Look through the entries and count each line that includes the string "бюджета". Reply with the number alone.
----
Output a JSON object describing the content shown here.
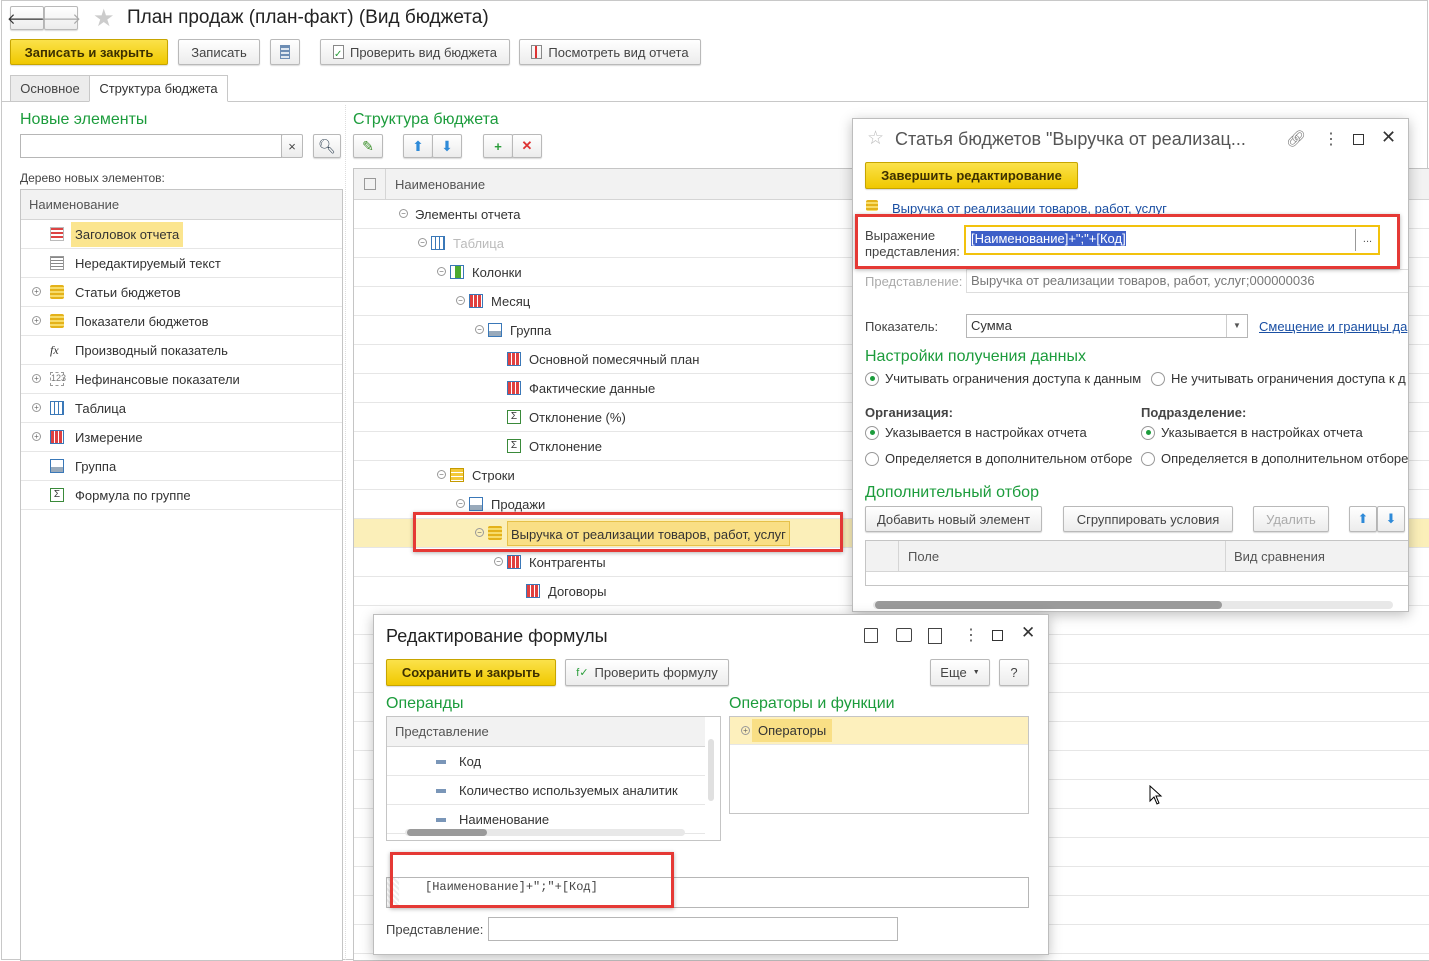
{
  "window": {
    "title": "План продаж (план-факт) (Вид бюджета)",
    "nav_back": "🡐",
    "nav_forward": "🡒"
  },
  "toolbar": {
    "save_close": "Записать и закрыть",
    "save": "Записать",
    "check_budget": "Проверить вид бюджета",
    "view_report": "Посмотреть вид отчета"
  },
  "tabs": [
    {
      "label": "Основное",
      "active": false
    },
    {
      "label": "Структура бюджета",
      "active": true
    }
  ],
  "left": {
    "title": "Новые элементы",
    "search_value": "",
    "clear": "×",
    "tree_label": "Дерево новых элементов:",
    "column": "Наименование",
    "items": [
      {
        "label": "Заголовок отчета",
        "icon": "report-header-icon",
        "expandable": false,
        "selected": true
      },
      {
        "label": "Нередактируемый текст",
        "icon": "text-icon",
        "expandable": false
      },
      {
        "label": "Статьи бюджетов",
        "icon": "coins-icon",
        "expandable": true
      },
      {
        "label": "Показатели бюджетов",
        "icon": "coins-icon",
        "expandable": true
      },
      {
        "label": "Производный показатель",
        "icon": "fx-icon",
        "expandable": false
      },
      {
        "label": "Нефинансовые показатели",
        "icon": "number-icon",
        "expandable": true
      },
      {
        "label": "Таблица",
        "icon": "table-icon",
        "expandable": true
      },
      {
        "label": "Измерение",
        "icon": "grid-icon",
        "expandable": true
      },
      {
        "label": "Группа",
        "icon": "group-icon",
        "expandable": false
      },
      {
        "label": "Формула по группе",
        "icon": "sum-icon",
        "expandable": false
      }
    ]
  },
  "center": {
    "title": "Структура бюджета",
    "column": "Наименование",
    "items": [
      {
        "label": "Элементы отчета",
        "level": 0,
        "expand": true,
        "icon": ""
      },
      {
        "label": "Таблица",
        "level": 1,
        "expand": true,
        "icon": "table-icon",
        "muted": true
      },
      {
        "label": "Колонки",
        "level": 2,
        "expand": true,
        "icon": "columns-icon"
      },
      {
        "label": "Месяц",
        "level": 3,
        "expand": true,
        "icon": "grid-icon"
      },
      {
        "label": "Группа",
        "level": 4,
        "expand": true,
        "icon": "group-icon"
      },
      {
        "label": "Основной помесячный план",
        "level": 5,
        "expand": false,
        "icon": "grid-icon"
      },
      {
        "label": "Фактические данные",
        "level": 5,
        "expand": false,
        "icon": "grid-icon"
      },
      {
        "label": "Отклонение (%)",
        "level": 5,
        "expand": false,
        "icon": "sum-icon"
      },
      {
        "label": "Отклонение",
        "level": 5,
        "expand": false,
        "icon": "sum-icon"
      },
      {
        "label": "Строки",
        "level": 2,
        "expand": true,
        "icon": "rows-icon"
      },
      {
        "label": "Продажи",
        "level": 3,
        "expand": true,
        "icon": "group-icon"
      },
      {
        "label": "Выручка от реализации товаров, работ, услуг",
        "level": 4,
        "expand": true,
        "icon": "coins-icon",
        "selected": true
      },
      {
        "label": "Контрагенты",
        "level": 5,
        "expand": true,
        "icon": "grid-icon"
      },
      {
        "label": "Договоры",
        "level": 6,
        "expand": false,
        "icon": "grid-icon"
      }
    ]
  },
  "article_dialog": {
    "title": "Статья бюджетов \"Выручка от реализац...",
    "finish": "Завершить редактирование",
    "article_link": "Выручка от реализации товаров, работ, услуг",
    "expr_label": "Выражение представления:",
    "expr_value": "[Наименование]+\";\"+[Код]",
    "expr_btn": "...",
    "repr_label": "Представление:",
    "repr_value": "Выручка от реализации товаров, работ, услуг;000000036",
    "indicator_label": "Показатель:",
    "indicator_value": "Сумма",
    "offset_link": "Смещение и границы да",
    "data_settings_title": "Настройки получения данных",
    "access_yes": "Учитывать ограничения доступа к данным",
    "access_no": "Не  учитывать ограничения доступа к д",
    "org_label": "Организация:",
    "org_opt1": "Указывается в настройках отчета",
    "org_opt2": "Определяется в дополнительном отборе",
    "dep_label": "Подразделение:",
    "dep_opt1": "Указывается в настройках отчета",
    "dep_opt2": "Определяется в дополнительном отборе",
    "filter_title": "Дополнительный отбор",
    "add_element": "Добавить новый элемент",
    "group_conditions": "Сгруппировать условия",
    "delete": "Удалить",
    "col_field": "Поле",
    "col_compare": "Вид сравнения"
  },
  "formula_dialog": {
    "title": "Редактирование формулы",
    "save_close": "Сохранить и закрыть",
    "check": "Проверить формулу",
    "more": "Еще",
    "help": "?",
    "operands_title": "Операнды",
    "operators_title": "Операторы и функции",
    "operands_column": "Представление",
    "operands": [
      "Код",
      "Количество используемых аналитик",
      "Наименование"
    ],
    "operators": [
      "Операторы"
    ],
    "formula": "[Наименование]+\";\"+[Код]",
    "repr_label": "Представление:",
    "repr_value": ""
  },
  "colors": {
    "accent_green": "#1c9c3c",
    "button_yellow": "#f5d21a",
    "highlight_red": "#e53935",
    "selection": "#fbefb9"
  }
}
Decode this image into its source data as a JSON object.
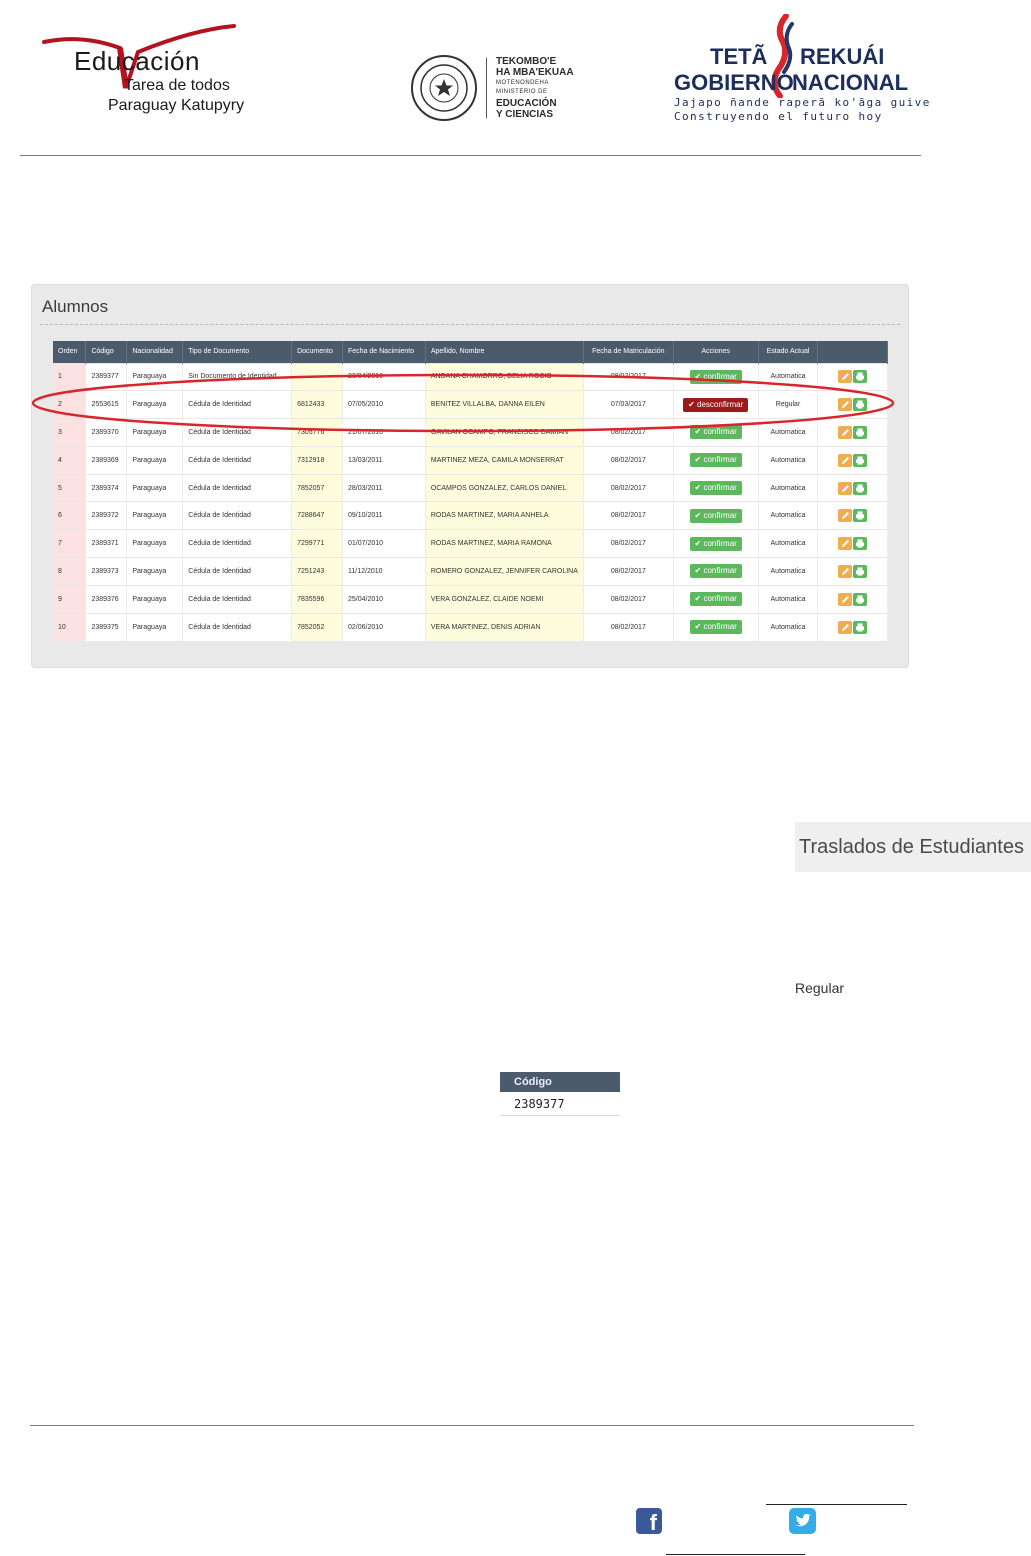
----
### YOUR RESPONSE
4